New Camouflage Skin Inspired by Squid

A great example of biomimicry, scientists at the University of Bristol in the UK are developing a new type of smart material inspired the camouflaging capability of squid skin.

The skin of a squid contains smalls embedded pigment cells that expand and contract, changing the skin’s colour and texture in response to environmental surroundings.  University of Bristol researchers have been able to mimic this phenomenon with an artificial version of squid skin made from electroactive dielectric elastomer – a soft, rubbery polymer that can be manipulated by pulses of electricity. This smart material effectively copies the performance of real squid pigment cells, responding to stimuli in the environment.

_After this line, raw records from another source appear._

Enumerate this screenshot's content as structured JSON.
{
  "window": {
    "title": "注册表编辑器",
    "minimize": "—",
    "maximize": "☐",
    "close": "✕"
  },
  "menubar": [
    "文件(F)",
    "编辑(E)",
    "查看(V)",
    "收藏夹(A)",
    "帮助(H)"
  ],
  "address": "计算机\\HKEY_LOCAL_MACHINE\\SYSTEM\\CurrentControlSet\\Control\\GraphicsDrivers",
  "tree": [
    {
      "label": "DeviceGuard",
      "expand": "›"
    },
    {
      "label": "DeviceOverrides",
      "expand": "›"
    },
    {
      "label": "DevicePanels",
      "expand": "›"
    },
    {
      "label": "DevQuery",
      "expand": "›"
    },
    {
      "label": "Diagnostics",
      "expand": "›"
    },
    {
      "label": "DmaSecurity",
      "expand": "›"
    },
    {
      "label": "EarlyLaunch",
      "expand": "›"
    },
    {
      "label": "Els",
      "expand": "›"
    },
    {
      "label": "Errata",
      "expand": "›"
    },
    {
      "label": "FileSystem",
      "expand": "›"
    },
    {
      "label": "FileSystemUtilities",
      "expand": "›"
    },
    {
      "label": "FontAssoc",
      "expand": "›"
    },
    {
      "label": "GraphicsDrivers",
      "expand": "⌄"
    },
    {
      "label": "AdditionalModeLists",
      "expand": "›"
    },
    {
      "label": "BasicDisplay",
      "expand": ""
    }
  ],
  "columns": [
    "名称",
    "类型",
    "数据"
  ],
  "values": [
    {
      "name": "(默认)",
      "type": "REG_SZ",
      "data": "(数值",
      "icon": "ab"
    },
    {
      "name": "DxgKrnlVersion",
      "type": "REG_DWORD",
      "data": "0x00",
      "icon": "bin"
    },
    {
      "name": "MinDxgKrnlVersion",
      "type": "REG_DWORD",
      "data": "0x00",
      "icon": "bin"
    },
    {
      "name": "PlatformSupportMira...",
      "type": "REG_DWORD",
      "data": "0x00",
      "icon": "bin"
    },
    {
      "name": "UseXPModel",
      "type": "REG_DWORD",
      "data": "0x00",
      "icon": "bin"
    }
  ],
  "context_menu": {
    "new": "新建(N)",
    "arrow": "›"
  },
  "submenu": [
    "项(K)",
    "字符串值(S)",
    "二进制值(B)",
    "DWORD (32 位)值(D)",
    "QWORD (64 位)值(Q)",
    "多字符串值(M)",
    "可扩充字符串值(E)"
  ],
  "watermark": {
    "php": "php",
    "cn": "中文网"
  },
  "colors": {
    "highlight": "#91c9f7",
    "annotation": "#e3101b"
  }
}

“Our ultimate goal is to create artificial skin that can mimic fast acting active camouflage and be used for smart clothing such as cloaking suits and dynamic illuminated clothing,” lead researcher Aaron Fishman, a visiting fellow at Bristol, said. “The cloaking suit could be used to blend into a variety of environments, such as in the wild,” he continues, “It could also be used for signalling purposes, for example search and rescue operations when people who are in danger need to stand out.”

The researchers hope to further develop this smart material so that is is more dynamic and able produce a diversity of patterns.

More information here can be found in their paper ‘Hiding the squid: Patterns in Artificial Cephalodpod Skin’ in the Journal of the Royal Society Interface.